*THE TASK*
What lines of the data hold the string "this"? Copy them all.

── TASK INPUTS ──

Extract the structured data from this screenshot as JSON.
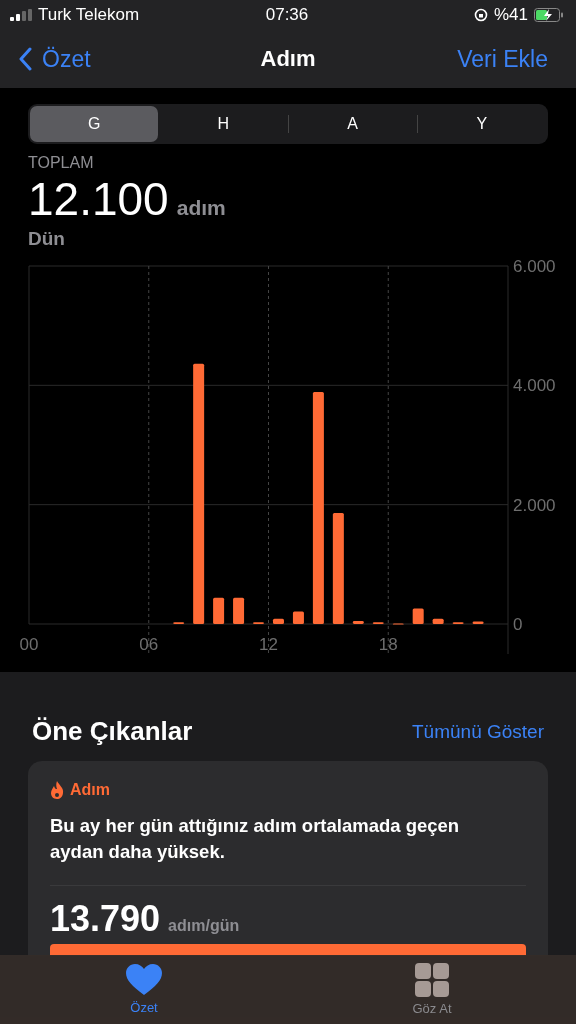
{
  "status_bar": {
    "carrier": "Turk Telekom",
    "time": "07:36",
    "battery": "%41"
  },
  "nav": {
    "back": "Özet",
    "title": "Adım",
    "action": "Veri Ekle"
  },
  "segments": [
    {
      "label": "G",
      "selected": true
    },
    {
      "label": "H",
      "selected": false
    },
    {
      "label": "A",
      "selected": false
    },
    {
      "label": "Y",
      "selected": false
    }
  ],
  "summary": {
    "label": "TOPLAM",
    "value": "12.100",
    "unit": "adım",
    "period": "Dün"
  },
  "chart_data": {
    "type": "bar",
    "x": [
      7.5,
      8.5,
      9.5,
      10.5,
      11.5,
      12.5,
      13.5,
      14.5,
      15.5,
      16.5,
      17.5,
      18.5,
      19.5,
      20.5,
      21.5,
      22.5
    ],
    "series": [
      {
        "color": "#ff6a35",
        "values": [
          30,
          4360,
          440,
          440,
          30,
          90,
          210,
          3890,
          1860,
          50,
          30,
          10,
          260,
          90,
          30,
          40
        ]
      }
    ],
    "xlim": [
      0,
      24
    ],
    "ylim": [
      0,
      6000
    ],
    "grid": true,
    "yticks": [
      {
        "value": 0,
        "label": "0"
      },
      {
        "value": 2000,
        "label": "2.000"
      },
      {
        "value": 4000,
        "label": "4.000"
      },
      {
        "value": 6000,
        "label": "6.000"
      }
    ],
    "xticks": [
      {
        "value": 0,
        "label": "00"
      },
      {
        "value": 6,
        "label": "06"
      },
      {
        "value": 12,
        "label": "12"
      },
      {
        "value": 18,
        "label": "18"
      }
    ]
  },
  "highlights": {
    "title": "Öne Çıkanlar",
    "show_all": "Tümünü Göster",
    "card": {
      "category": "Adım",
      "text": "Bu ay her gün attığınız adım ortalamada geçen aydan daha yüksek.",
      "value": "13.790",
      "unit": "adım/gün"
    }
  },
  "tab_bar": [
    {
      "label": "Özet",
      "selected": true
    },
    {
      "label": "Göz At",
      "selected": false
    }
  ]
}
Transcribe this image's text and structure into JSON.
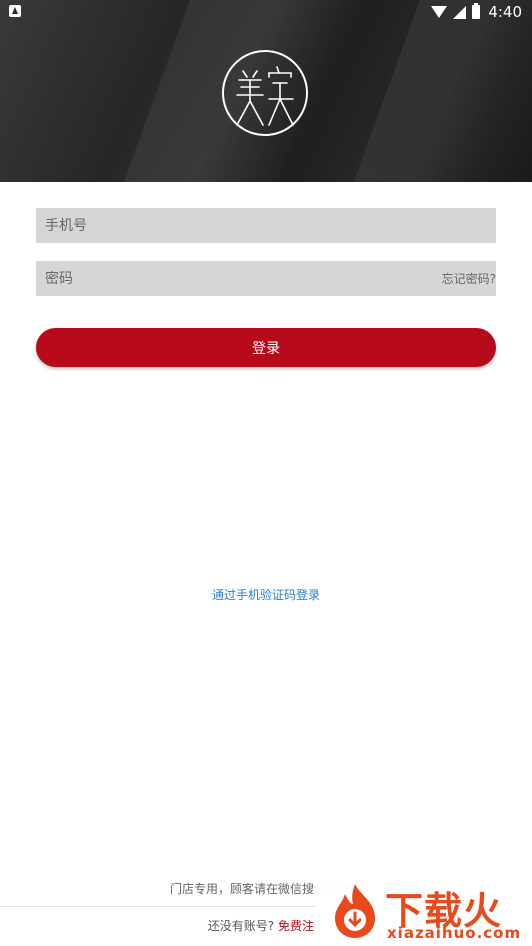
{
  "status_bar": {
    "time": "4:40",
    "icons": [
      "notification-icon",
      "wifi-icon",
      "signal-icon",
      "battery-icon"
    ]
  },
  "header": {
    "logo": "美 logo"
  },
  "form": {
    "phone_placeholder": "手机号",
    "password_placeholder": "密码",
    "forgot_password": "忘记密码?",
    "login_button": "登录"
  },
  "sms_login_link": "通过手机验证码登录",
  "footer": {
    "store_note": "门店专用，顾客请在微信搜索「预约",
    "no_account": "还没有账号?",
    "register": "免费注"
  },
  "watermark": {
    "title": "下载火",
    "domain": "xiazaihuo.com"
  },
  "colors": {
    "accent": "#b70b1c",
    "link": "#2a7ec9",
    "field_bg": "#d6d6d6",
    "header_bg": "#262626",
    "watermark": "#e8491d"
  }
}
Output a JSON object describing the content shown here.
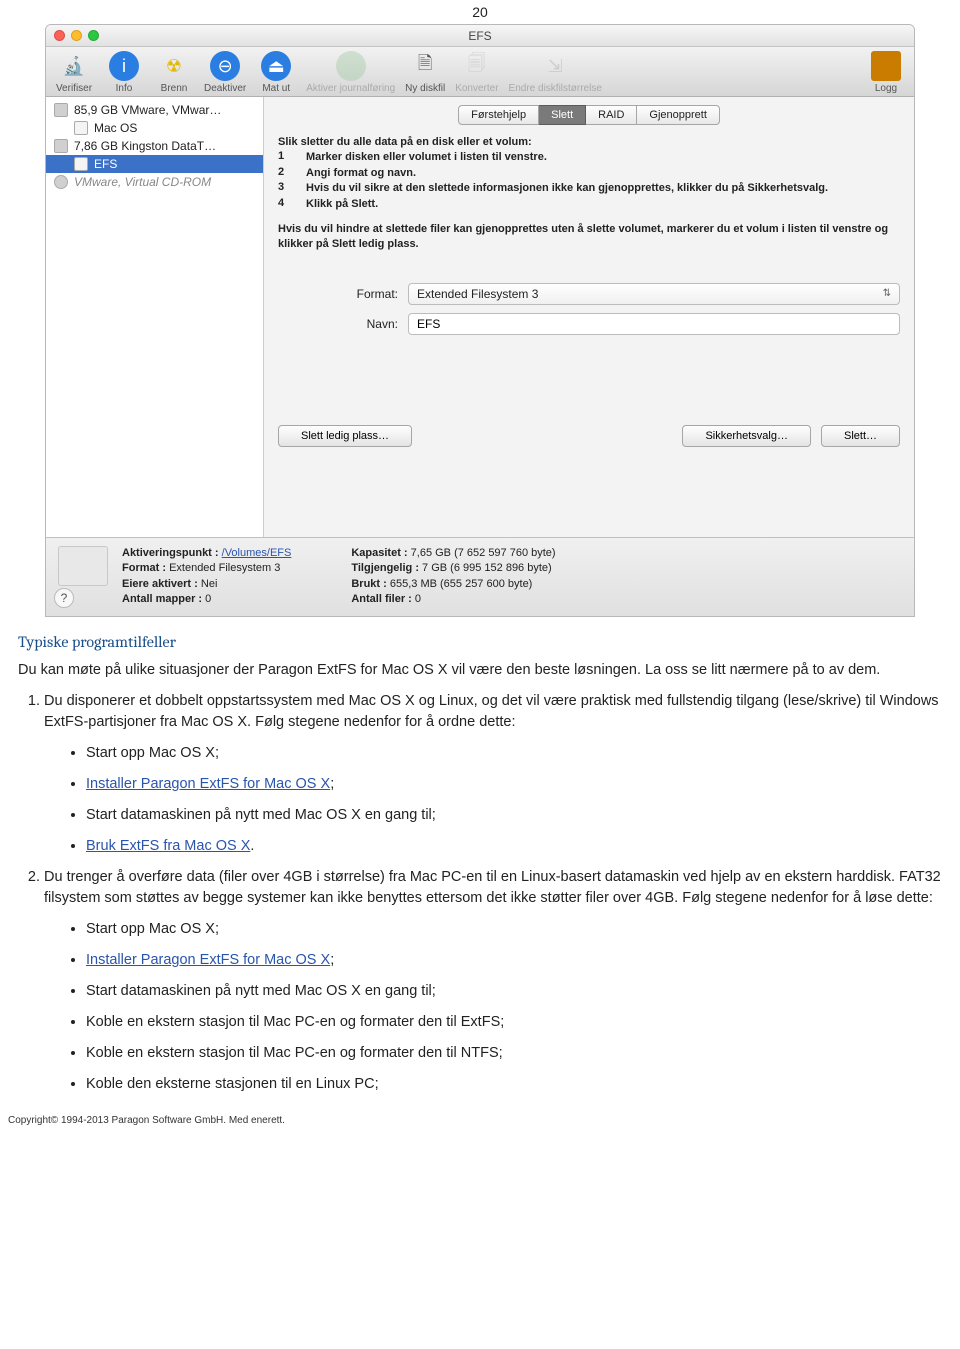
{
  "page_number": "20",
  "window": {
    "title": "EFS"
  },
  "toolbar": [
    {
      "name": "verifiser",
      "label": "Verifiser",
      "disabled": false
    },
    {
      "name": "info",
      "label": "Info",
      "disabled": false
    },
    {
      "name": "brenn",
      "label": "Brenn",
      "disabled": false
    },
    {
      "name": "deaktiver",
      "label": "Deaktiver",
      "disabled": false
    },
    {
      "name": "matut",
      "label": "Mat ut",
      "disabled": false
    },
    {
      "name": "aktiver",
      "label": "Aktiver journalføring",
      "disabled": true
    },
    {
      "name": "nydiskfil",
      "label": "Ny diskfil",
      "disabled": false
    },
    {
      "name": "konverter",
      "label": "Konverter",
      "disabled": true
    },
    {
      "name": "endre",
      "label": "Endre diskfilstørrelse",
      "disabled": true
    }
  ],
  "toolbar_right": {
    "name": "logg",
    "label": "Logg"
  },
  "sidebar": [
    {
      "label": "85,9 GB VMware, VMwar…",
      "type": "disk"
    },
    {
      "label": "Mac OS",
      "type": "vol",
      "indent": true
    },
    {
      "label": "7,86 GB Kingston DataT…",
      "type": "disk"
    },
    {
      "label": "EFS",
      "type": "vol",
      "indent": true,
      "selected": true
    },
    {
      "label": "VMware, Virtual CD-ROM",
      "type": "dim",
      "italic": true
    }
  ],
  "tabs": [
    {
      "label": "Førstehjelp"
    },
    {
      "label": "Slett",
      "selected": true
    },
    {
      "label": "RAID"
    },
    {
      "label": "Gjenopprett"
    }
  ],
  "instructions": {
    "intro": "Slik sletter du alle data på en disk eller et volum:",
    "steps": [
      "Marker disken eller volumet i listen til venstre.",
      "Angi format og navn.",
      "Hvis du vil sikre at den slettede informasjonen ikke kan gjenopprettes, klikker du på Sikkerhetsvalg.",
      "Klikk på Slett."
    ],
    "note": "Hvis du vil hindre at slettede filer kan gjenopprettes uten å slette volumet, markerer du et volum i listen til venstre og klikker på Slett ledig plass."
  },
  "form": {
    "format_label": "Format:",
    "format_value": "Extended Filesystem 3",
    "name_label": "Navn:",
    "name_value": "EFS"
  },
  "buttons": {
    "slett_ledig": "Slett ledig plass…",
    "sikkerhet": "Sikkerhetsvalg…",
    "slett": "Slett…"
  },
  "info_left": {
    "aktiveringspunkt_label": "Aktiveringspunkt :",
    "aktiveringspunkt_value": "/Volumes/EFS",
    "format_label": "Format :",
    "format_value": "Extended Filesystem 3",
    "eiere_label": "Eiere aktivert :",
    "eiere_value": "Nei",
    "mapper_label": "Antall mapper :",
    "mapper_value": "0"
  },
  "info_right": {
    "kapasitet_label": "Kapasitet :",
    "kapasitet_value": "7,65 GB (7 652 597 760 byte)",
    "tilgjengelig_label": "Tilgjengelig :",
    "tilgjengelig_value": "7 GB (6 995 152 896 byte)",
    "brukt_label": "Brukt :",
    "brukt_value": "655,3 MB (655 257 600 byte)",
    "filer_label": "Antall filer :",
    "filer_value": "0"
  },
  "doc": {
    "heading": "Typiske programtilfeller",
    "intro": "Du kan møte på ulike situasjoner der Paragon ExtFS for Mac OS X vil være den beste løsningen. La oss se litt nærmere på to av dem.",
    "li1": "Du disponerer et dobbelt oppstartssystem med Mac OS X og Linux, og det vil være praktisk med fullstendig tilgang (lese/skrive) til Windows ExtFS-partisjoner fra Mac OS X. Følg stegene nedenfor for å ordne dette:",
    "li1_b1": "Start opp Mac OS X;",
    "li1_b2": "Installer Paragon ExtFS for Mac OS X",
    "li1_b2_suffix": ";",
    "li1_b3": "Start datamaskinen på nytt med Mac OS X en gang til;",
    "li1_b4": "Bruk ExtFS fra Mac OS X",
    "li1_b4_suffix": ".",
    "li2": "Du trenger å overføre data (filer over 4GB i størrelse) fra Mac PC-en til en Linux-basert datamaskin ved hjelp av en ekstern harddisk. FAT32 filsystem som støttes av begge systemer kan ikke benyttes ettersom det ikke støtter filer over 4GB. Følg stegene nedenfor for å løse dette:",
    "li2_b1": "Start opp Mac OS X;",
    "li2_b2": "Installer Paragon ExtFS for Mac OS X",
    "li2_b2_suffix": ";",
    "li2_b3": "Start datamaskinen på nytt med Mac OS X en gang til;",
    "li2_b4": "Koble en ekstern stasjon til Mac PC-en og formater den til ExtFS;",
    "li2_b5": "Koble en ekstern stasjon til Mac PC-en og formater den til NTFS;",
    "li2_b6": "Koble den eksterne stasjonen til en Linux PC;"
  },
  "copyright": "Copyright© 1994-2013 Paragon Software GmbH. Med enerett."
}
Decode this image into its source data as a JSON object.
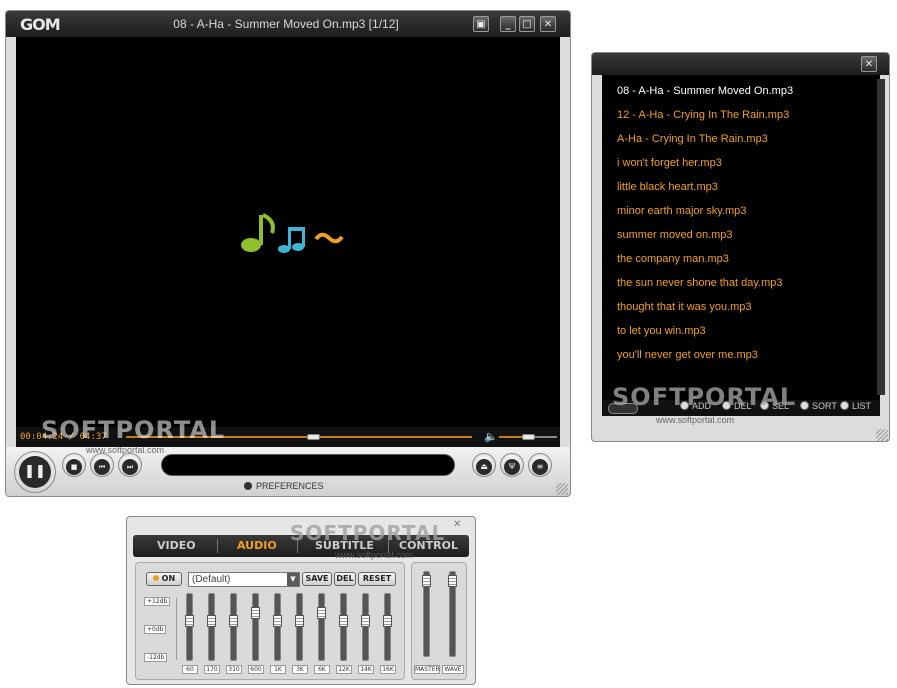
{
  "player": {
    "logo": "GOM",
    "title": "08 - A-Ha - Summer Moved On.mp3  [1/12]",
    "time": "00:04:24 / 04:37",
    "preferences_label": "PREFERENCES",
    "seek_progress": 0.54,
    "volume_level": 0.5
  },
  "playlist": {
    "items": [
      "08 - A-Ha - Summer Moved On.mp3",
      "12 - A-Ha - Crying In The Rain.mp3",
      "A-Ha - Crying In The Rain.mp3",
      "i won't forget her.mp3",
      "little black heart.mp3",
      "minor earth major sky.mp3",
      "summer moved on.mp3",
      "the company man.mp3",
      "the sun never shone that day.mp3",
      "thought that it was you.mp3",
      "to let you win.mp3",
      "you'll never get over me.mp3"
    ],
    "current_index": 0,
    "options": [
      "ADD",
      "DEL",
      "SEL",
      "SORT",
      "LIST"
    ]
  },
  "control_panel": {
    "tabs": [
      "VIDEO",
      "AUDIO",
      "SUBTITLE",
      "CONTROL"
    ],
    "active_tab": "AUDIO",
    "on_label": "ON",
    "preset": "(Default)",
    "save_label": "SAVE",
    "del_label": "DEL",
    "reset_label": "RESET",
    "db_labels": [
      "+12db",
      "+0db",
      "-12db"
    ],
    "bands": [
      "60",
      "170",
      "310",
      "600",
      "1K",
      "3K",
      "6K",
      "12K",
      "14K",
      "16K"
    ],
    "master_label": "MASTER",
    "wave_label": "WAVE"
  },
  "watermark": {
    "text": "SOFTPORTAL",
    "url": "www.softportal.com"
  },
  "colors": {
    "accent": "#f0a020",
    "titlebar": "#262626",
    "video_bg": "#000000"
  }
}
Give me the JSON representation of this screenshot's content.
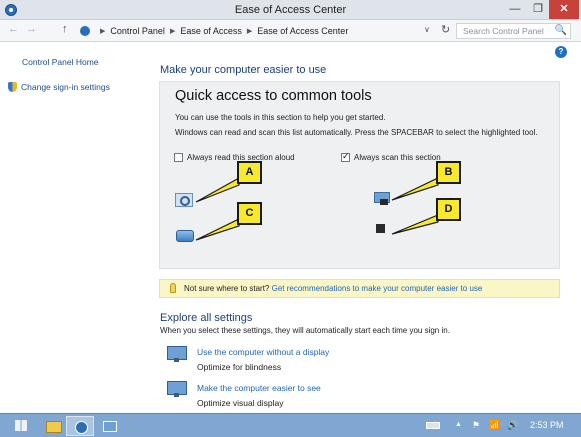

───

*REPLY*
Extract the structured data from this screenshot as JSON.
Transcribe this image's text and structure into JSON.
Decode this image into its source data as a JSON object.
Give me the JSON representation of this screenshot's content.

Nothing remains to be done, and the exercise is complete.